Opinion: The Portland Clean Energy Fund is built on accountability, transparency and accountability
Carmen Rubio and Sam Baraso
Rubio, a Portland City Commissioner, oversees the Office of Planning and Sustainability which houses the Portland Clean Energy Fund. Baraso is program manager for the Portland Clean Energy Fund.
Portlanders are justifiably proud of our history of bold climate leadership. Yet we have seen this great work primarily benefit white and high-income Portlanders for generations.
Portland’s Clean Energy Community The Benefit Fund, or PCEF as it is commonly known, was designed to bridge this disparity: to build climate resilience, support low-income Portlanders and Portlanders of Color, and dismantle inequitable systems rooted in the history of white supremacy in our region. We do this in part by combating the insidious and false narrative that many people of color know: when it comes to large sums of money – whether it’s grants, bonds, loans or other investments – we do not have the capacity or experience to manage them responsibly.
As the first program of its kind in the country, the people of Portland should be proud of this program. Portland-style, it was born out of grassroots political action – designed, implemented and governed by frontline communities impacted first and most significantly by climate change. And the people of Portland overwhelmingly approved of it.
We take this responsibility seriously and respect it for the unprecedented opportunity it is and continues to be.
And we have already seen some of these opportunities come to fruition. The inaugural grants we awarded last year funded projects to retrofit homes, improve efficiency in affordable housing projects, purchase ductless heat pumps for low-income homes and apartments , planting many trees and replacing the roadway with native vegetation in east and southeast Portland.
Now, as we enter our next phase, we share a common goal with our critics: to continually improve the program so that it operates with unparalleled accountability, accountability and transparency while achieving our critically important mission. We are creating a model for the rest of the world to follow, and we want to do it right.
Regardless of how comfortable we are as pioneers in the fight against climate change, we are still gathering feedback and learning, much like other start-ups aiming to bring about positive change.
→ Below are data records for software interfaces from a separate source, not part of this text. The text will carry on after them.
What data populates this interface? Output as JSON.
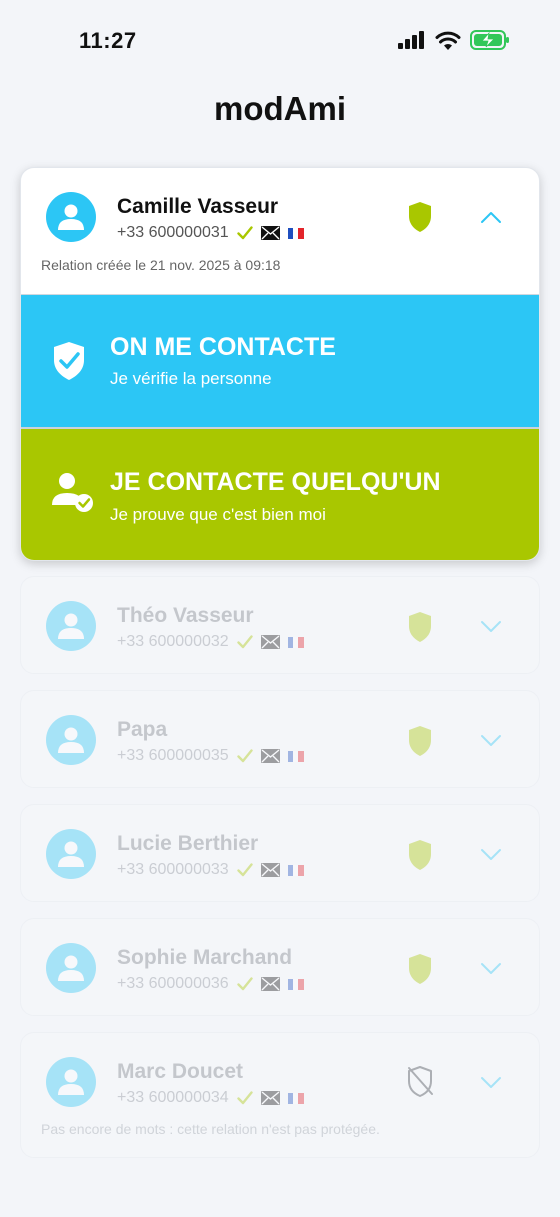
{
  "status": {
    "time": "11:27"
  },
  "app": {
    "title": "modAmi"
  },
  "expanded_contact": {
    "name": "Camille Vasseur",
    "phone": "+33 600000031",
    "relation_text": "Relation créée le 21 nov. 2025 à 09:18",
    "actions": [
      {
        "title": "ON ME CONTACTE",
        "subtitle": "Je vérifie la personne",
        "color": "#2cc6f5",
        "icon": "shield-check-icon"
      },
      {
        "title": "JE CONTACTE QUELQU'UN",
        "subtitle": "Je prouve que c'est bien moi",
        "color": "#a9c700",
        "icon": "user-check-icon"
      }
    ]
  },
  "contacts": [
    {
      "name": "Théo Vasseur",
      "phone": "+33 600000032",
      "protected": true
    },
    {
      "name": "Papa",
      "phone": "+33 600000035",
      "protected": true
    },
    {
      "name": "Lucie Berthier",
      "phone": "+33 600000033",
      "protected": true
    },
    {
      "name": "Sophie Marchand",
      "phone": "+33 600000036",
      "protected": true
    },
    {
      "name": "Marc Doucet",
      "phone": "+33 600000034",
      "protected": false,
      "note": "Pas encore de mots : cette relation n'est pas protégée."
    }
  ],
  "colors": {
    "accent_blue": "#2cc6f5",
    "accent_green": "#a9c700",
    "background": "#f3f5f9"
  }
}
An audit released last month by the city auditor outlined some of the ways we can improve. And as a start-up company, we seek the same opportunity offered to these other young programs: the chance to innovate, to make mistakes, to learn and to succeed.
Significant changes are already underway and have been since January. We started by adopting additional safeguards in grant guidelines and proposal review processes for all applicants. We have broadened and lengthened our professional background and benchmark reviews on applicant organizations and their key personnel, and set parameters to appropriately determine the size and scope of grants. These changes help strengthen our fiduciary oversight while responsibly enabling organizations to build a positive track record and scale for growth.
It is important to correct a common misunderstanding about our program and audit findings: we already specify performance measures in every contract. The audit recommended establishing program performance objectives. We agree with this conclusion and have been working to establish these objectives for some time. Long before the audit, we began engaging with stakeholders to ensure that all of our metrics are both appropriate and robust. We will continue to refine existing metrics this summer and create an easy-to-use digital dashboard for everyone to see how these investments are directly impacting members of our community who have been sidelined for far too long.
We are bridging disparities for frontline communities by centering their voices, validating the leadership that exists within Black, Indigenous, Latinx and other communities of color and thereby ensuring that this time our communities are not left behind. account but that they in fact determine their future.
To those who have suggested we stop funding projects until we have implemented all of the auditor’s recommendations – we strongly disagree. We can both immediately invest in climate resilience and carefully develop a responsive and accountable program. These are not mutually exclusive goals.
The people of Portland need the projects funded by the PCEF and they need them now. Climate change is not stopping or even slowing down, and neither should our work. Our opportunity to build resilience is closing fast.
We have an ethical question before us: Are we delivering on our promise to voters — to address and address the challenges of climate change — but this time centering our low-income communities and people of color as decision makers? Or are we maintaining the status quo that brought us here? The answer is clear to us.
share your opinion
Submit your 500-600 word essay on a topical issue or theme particularly relevant to the Pacific Northwest, Oregon and Portland area to [email protected] Please include your email and phone number for verification.